Douglas, the granddaughter of the film's Oscar winner Melvyn Douglas who was actually bequeathed his Oscar after his death, shares great insights and recollections in a wonderful intimate featurette on the Blu-ray-- Memories From Being There-- wherein she revealed the close relationship that her grandfather had with Sellers as incidentally they'd been stationed in Burma together when both were in the military (with Douglas in the American side and Sellers, the British one respectively) and she also elaborates on Sellers' complete concentration in his work.
Noting that he'd once said that the only enjoyment he ever had in life was when he was on the floor working or being in a scene-- it seems like it was a natural fit for his best and penultimate work to star in a film where the final result or meaning is ultimately left up to the viewer-- whether they want to assume it's indeed Christian or overtly religious is one interpretation or rather the way both Douglas and I ultimately believe, it simply celebrates the idea of being in the moment.
As the film ends with the idea that "life is a state of mind," it seems entirely practical that as such we can imagine walking on water and while there are those like Ebert who intriguingly share interesting and astute observations that the film could be a caution that perhaps we're all a bit like Chance the Gardener as passive participants in life, there's plenty of food for thought.
And ultimately-- in my eyes and despite the film's slightly sluggish final hour involving a few scenes that should've been trimmed or abandoned altogether, I feel that it provides the precise and perfect final note for the careers of Ashby (who suffered terribly in the '80s) and Sellers, who died shortly thereafter and was amazingly denied an Oscar, which he blames on the inclusion of "outtakes" at the end that "broke the spell" of the film.

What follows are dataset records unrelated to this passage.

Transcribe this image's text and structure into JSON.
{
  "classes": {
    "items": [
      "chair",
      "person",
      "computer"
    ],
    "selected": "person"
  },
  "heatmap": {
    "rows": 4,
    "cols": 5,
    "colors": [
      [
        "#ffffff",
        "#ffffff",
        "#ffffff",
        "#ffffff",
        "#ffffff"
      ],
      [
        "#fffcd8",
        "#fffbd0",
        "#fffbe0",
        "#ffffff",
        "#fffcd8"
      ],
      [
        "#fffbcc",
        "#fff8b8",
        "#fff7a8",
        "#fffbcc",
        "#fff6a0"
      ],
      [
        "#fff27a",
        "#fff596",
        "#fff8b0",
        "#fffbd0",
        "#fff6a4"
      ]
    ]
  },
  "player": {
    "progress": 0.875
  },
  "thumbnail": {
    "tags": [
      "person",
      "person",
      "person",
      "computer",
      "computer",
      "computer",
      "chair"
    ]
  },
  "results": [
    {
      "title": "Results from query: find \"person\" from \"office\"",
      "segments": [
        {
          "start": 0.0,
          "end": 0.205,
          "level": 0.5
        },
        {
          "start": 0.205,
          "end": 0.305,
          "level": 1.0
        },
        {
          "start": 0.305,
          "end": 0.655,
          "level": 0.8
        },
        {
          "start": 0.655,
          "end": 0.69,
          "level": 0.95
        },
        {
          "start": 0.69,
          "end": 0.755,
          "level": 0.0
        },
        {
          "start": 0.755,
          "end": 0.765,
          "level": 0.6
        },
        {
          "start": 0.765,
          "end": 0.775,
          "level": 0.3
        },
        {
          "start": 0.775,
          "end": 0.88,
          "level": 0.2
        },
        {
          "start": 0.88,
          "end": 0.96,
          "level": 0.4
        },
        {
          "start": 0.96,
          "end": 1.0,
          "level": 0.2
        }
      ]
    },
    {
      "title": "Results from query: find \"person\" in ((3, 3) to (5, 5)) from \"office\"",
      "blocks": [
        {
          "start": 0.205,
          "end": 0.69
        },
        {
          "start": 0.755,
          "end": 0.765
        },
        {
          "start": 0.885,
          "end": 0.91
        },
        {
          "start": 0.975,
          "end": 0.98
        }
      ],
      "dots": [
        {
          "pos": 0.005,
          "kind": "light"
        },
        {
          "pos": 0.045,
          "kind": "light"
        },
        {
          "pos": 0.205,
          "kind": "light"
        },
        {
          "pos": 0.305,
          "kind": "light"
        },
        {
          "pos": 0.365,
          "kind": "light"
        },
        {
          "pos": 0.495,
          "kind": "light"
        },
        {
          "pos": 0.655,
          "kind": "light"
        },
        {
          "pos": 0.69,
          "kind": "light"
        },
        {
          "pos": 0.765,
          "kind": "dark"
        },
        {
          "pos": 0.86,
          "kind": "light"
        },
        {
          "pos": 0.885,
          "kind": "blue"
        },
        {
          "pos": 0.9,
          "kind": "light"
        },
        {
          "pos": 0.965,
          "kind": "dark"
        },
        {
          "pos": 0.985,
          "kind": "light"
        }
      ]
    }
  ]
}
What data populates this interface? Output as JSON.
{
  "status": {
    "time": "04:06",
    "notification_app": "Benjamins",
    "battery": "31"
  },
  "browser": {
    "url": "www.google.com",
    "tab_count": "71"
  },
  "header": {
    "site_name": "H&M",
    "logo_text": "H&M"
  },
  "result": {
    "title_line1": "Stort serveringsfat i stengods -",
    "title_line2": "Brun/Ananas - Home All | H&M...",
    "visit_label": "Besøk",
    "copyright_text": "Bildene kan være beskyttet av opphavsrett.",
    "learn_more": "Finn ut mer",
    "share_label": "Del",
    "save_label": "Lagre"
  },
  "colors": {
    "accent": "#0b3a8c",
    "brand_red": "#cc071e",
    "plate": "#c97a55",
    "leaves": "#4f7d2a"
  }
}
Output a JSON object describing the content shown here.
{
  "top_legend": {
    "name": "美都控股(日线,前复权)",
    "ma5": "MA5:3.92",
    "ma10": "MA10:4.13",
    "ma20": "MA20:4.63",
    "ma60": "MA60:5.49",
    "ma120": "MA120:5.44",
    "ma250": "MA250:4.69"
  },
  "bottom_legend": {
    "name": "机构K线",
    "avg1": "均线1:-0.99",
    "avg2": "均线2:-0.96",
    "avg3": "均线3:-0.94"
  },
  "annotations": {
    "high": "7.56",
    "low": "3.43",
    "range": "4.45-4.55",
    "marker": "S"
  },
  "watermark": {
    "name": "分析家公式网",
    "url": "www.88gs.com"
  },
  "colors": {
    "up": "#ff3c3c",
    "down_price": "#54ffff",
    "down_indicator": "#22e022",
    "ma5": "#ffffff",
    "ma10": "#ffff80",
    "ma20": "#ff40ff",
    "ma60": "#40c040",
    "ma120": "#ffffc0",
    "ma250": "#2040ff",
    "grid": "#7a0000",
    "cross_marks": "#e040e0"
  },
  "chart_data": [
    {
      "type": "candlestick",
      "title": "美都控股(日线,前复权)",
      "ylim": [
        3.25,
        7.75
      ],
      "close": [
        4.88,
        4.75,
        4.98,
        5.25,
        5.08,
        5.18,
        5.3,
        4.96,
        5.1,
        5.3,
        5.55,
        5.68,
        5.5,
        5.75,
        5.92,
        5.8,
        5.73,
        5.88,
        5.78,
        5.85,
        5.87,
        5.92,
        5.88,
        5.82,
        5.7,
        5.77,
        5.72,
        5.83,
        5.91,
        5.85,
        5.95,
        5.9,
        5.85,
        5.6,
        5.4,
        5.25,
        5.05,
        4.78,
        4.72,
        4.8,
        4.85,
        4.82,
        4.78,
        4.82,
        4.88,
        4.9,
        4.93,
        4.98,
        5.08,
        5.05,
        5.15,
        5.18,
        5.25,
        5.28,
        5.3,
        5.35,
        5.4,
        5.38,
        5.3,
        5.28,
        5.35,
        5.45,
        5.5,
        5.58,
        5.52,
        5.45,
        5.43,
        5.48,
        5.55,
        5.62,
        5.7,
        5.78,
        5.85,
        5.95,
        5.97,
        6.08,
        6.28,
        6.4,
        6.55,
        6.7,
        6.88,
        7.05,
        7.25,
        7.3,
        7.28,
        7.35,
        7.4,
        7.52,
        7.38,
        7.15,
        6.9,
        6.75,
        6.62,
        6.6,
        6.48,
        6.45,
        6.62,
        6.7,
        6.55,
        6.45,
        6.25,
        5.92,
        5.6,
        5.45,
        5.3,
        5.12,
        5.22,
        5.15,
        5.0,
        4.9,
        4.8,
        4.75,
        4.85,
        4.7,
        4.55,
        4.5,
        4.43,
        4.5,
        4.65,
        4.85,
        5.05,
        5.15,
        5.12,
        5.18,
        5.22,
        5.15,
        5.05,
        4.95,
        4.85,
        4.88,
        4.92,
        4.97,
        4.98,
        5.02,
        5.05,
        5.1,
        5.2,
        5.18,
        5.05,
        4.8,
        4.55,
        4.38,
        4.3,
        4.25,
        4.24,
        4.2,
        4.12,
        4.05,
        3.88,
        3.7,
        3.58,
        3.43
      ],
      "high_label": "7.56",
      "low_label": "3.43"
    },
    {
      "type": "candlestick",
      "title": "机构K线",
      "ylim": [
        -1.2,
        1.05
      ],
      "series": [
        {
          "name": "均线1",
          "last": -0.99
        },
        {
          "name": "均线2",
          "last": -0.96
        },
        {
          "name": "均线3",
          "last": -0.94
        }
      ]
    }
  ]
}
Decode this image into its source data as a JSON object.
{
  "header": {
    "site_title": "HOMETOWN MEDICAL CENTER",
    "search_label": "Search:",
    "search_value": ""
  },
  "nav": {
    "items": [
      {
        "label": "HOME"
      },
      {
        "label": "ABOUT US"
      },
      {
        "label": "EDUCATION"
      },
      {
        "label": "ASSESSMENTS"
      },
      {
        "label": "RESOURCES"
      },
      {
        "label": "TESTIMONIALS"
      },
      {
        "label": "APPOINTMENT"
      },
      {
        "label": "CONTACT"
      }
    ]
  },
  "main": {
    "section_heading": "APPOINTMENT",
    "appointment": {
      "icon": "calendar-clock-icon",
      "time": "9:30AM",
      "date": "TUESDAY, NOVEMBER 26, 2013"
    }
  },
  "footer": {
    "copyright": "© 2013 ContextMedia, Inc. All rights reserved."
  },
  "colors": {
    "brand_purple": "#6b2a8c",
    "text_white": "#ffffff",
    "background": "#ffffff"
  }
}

The film, which is captured in a rich high definition transfer from Warner Brothers also unearths two recently discovered scenes including the original alternate ending, a longer gag reel and the original trailer that fills widescreen television with Caleb Deschanel's gorgeous cinematography.
And in the end Being There seems to celebrate-- at least in my eyes-- the individual journeys we all take, choices and relationships we make, in going about our daily lives and the idea that not only is it okay to-- "like to watch"-- but it's equally important to process what we've seen as well and walk away from it with humanistic understanding on a deeper level-- whatever that may be in our own states of mind.